One prominent up-regulated GOI is IL4, which encodes interleukin IL-4, a known Th2 cytokine (Barczyk et al. 2006; Borish and Steinke 2003; May and Fung 2015; Röcken et al. 1996). There is already a body of research showing that increased IL-4 production can exacerbate eosinophilia and allergen-induced asthma, at least in those instances where the disease is Th2-driven. Conversely, IL-4 could modulate COPD pathophysiology in cases where COPD can be identified as a Th1-mediated inflammatory disease (Barnes 2016; Cornwell et al. 2010; Cosio et al. 2009). In one patient study, COPD severity was correlated with lower levels of IL-4, while higher IL-4 levels contributed to wound repair in the lung epithelium (Perotin et al. 2014). IL-4 also is a signaling molecule in the JAK-STAT signaling pathway (David et al. 2001). By binding to its cell surface receptor, a cytokine such as IL-4 causes receptor dimerization, mediating a signaling process involving Janus kinase phosphorylation and the subsequent phosphorylation and dimerization of STAT proteins. The activated STAT proteins in turn induce the transcription and expression of a variety of genes involved with promoting or maintaining immune responses (Yew-Booth et al. 2015). IL13RA2, which encodes IL-13 receptor alpha 2, also was up-regulated. This receptor has more complicated regulatory activities that can involve IL-4, IL-13 and their related receptors (Andrews et al. 2013, 2009; Chomarat and Banchereau 1998). In fact, while IL4 and IL13RA2 were up-regulated, IL4R (encoding IL-4 receptor) and IL13RA1 (encoding IL-13 receptor alpha 1) were downregulated at the 1:400 sample dilution. These results suggest that, despite cannabis oil extract containing a mixture of cannabinoid compounds, it was selectively regulating Th2 cytokine and cytokine receptor gene expression. The activation of the JAK-STAT signaling pathway via IL-4 or other upregulated GOIs may also promote lung epithelial cell migration and repair (Bansal et al. 2012; Crosby and Waters 2010; Kida et al. 2008). Additionally, IL-13 receptor alpha 2 has been found to inhibit the detrimental tissue remodeling induced by IL-13 in murine models of both lung inflammation and eosinophilic esophagitis, a chronic inflammation of the esophagus (Zheng et al. 2008; Zuo et al. 2010).
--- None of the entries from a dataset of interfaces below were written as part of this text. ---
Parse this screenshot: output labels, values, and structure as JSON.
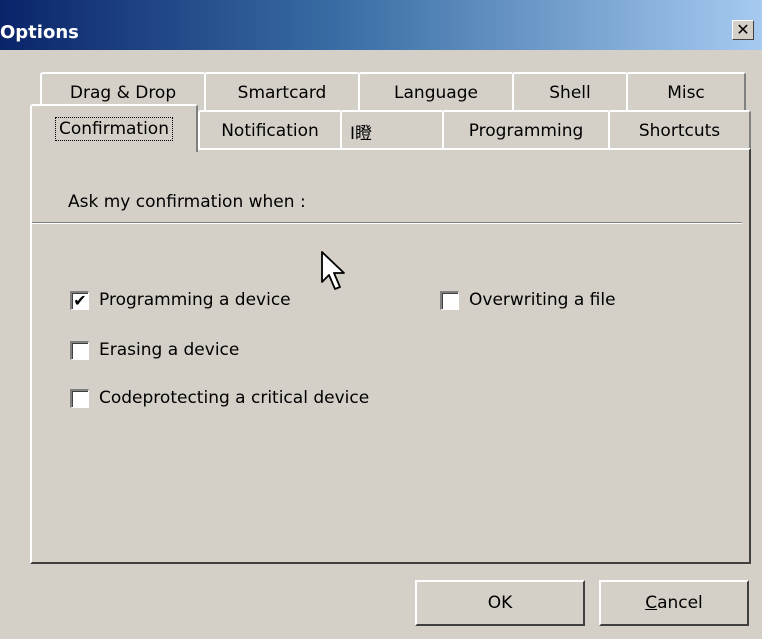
{
  "window": {
    "title": "Options",
    "close_glyph": "✕"
  },
  "tabs": {
    "row1": [
      "Drag & Drop",
      "Smartcard",
      "Language",
      "Shell",
      "Misc"
    ],
    "row2": [
      "Confirmation",
      "Notification",
      "I瞪",
      "Programming",
      "Shortcuts"
    ],
    "active": "Confirmation"
  },
  "confirmation": {
    "section_label": "Ask my confirmation when :",
    "checkboxes": [
      {
        "label": "Programming a device",
        "checked": true
      },
      {
        "label": "Erasing a device",
        "checked": false
      },
      {
        "label": "Codeprotecting a critical device",
        "checked": false
      },
      {
        "label": "Overwriting a file",
        "checked": false
      }
    ]
  },
  "buttons": {
    "ok": "OK",
    "cancel": "Cancel"
  },
  "colors": {
    "face": "#d4d0c8",
    "title_start": "#0a246a",
    "title_end": "#a6caf0"
  }
}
Two other GOIs down-regulated by cannabis oil extract that may have relevance to COPD were LTB4R (alternatively, BLT1 or LTB4R1), which encodes leukotriene B4 receptor, and EPX, which encodes eosinophil peroxidase. Leukotriene B4 is an arachidonic acid-derived, neutrophil recruiting, pro-inflammatory lipid molecule, and both this leukotriene and its receptor have a role in the pathophysiology of COPD (Dong et al. 2016; Marian et al. 2006; Pace et al. 2013). The targeting of the B4 receptor has been considered as a viable approach to the treatment of COPD (Grönke et al. 2008; Hicks et al. 2010). Accordingly, the down-regulation of LTB4R by cannabis oil extract appears to be yet another indication of its anti-inflammatory potential. Interestingly, PPAR-gamma, which was up-regulated by cannabis oil extract, can also counteract inflammation mediated by leukotriene B4 in COPD (Yin et al. 2014). While eosinophil peroxidase does not appear to have been investigated as target for the treatment of COPD, it has been identified as a biomarker of the disease (Nair et al. 2013; Yang et al. 2017).

The gene with the highest fold changes at all three sample dilutions was IL1RL1, which encodes IL-1 receptor-like 1 (also known as ST2). This protein is present in lung mucosa, including airway epithelial cells, and has a critical role in the Th2-mediated immune response (Coyle et al. 1999; Traister et al. 2015; Zhao and Zhao 2015). The observed levels of IL1RL1 up-regulation by all three cannabis oil extract dilutions may make this gene a suitable biomarker for further in vitro and in vivo studies.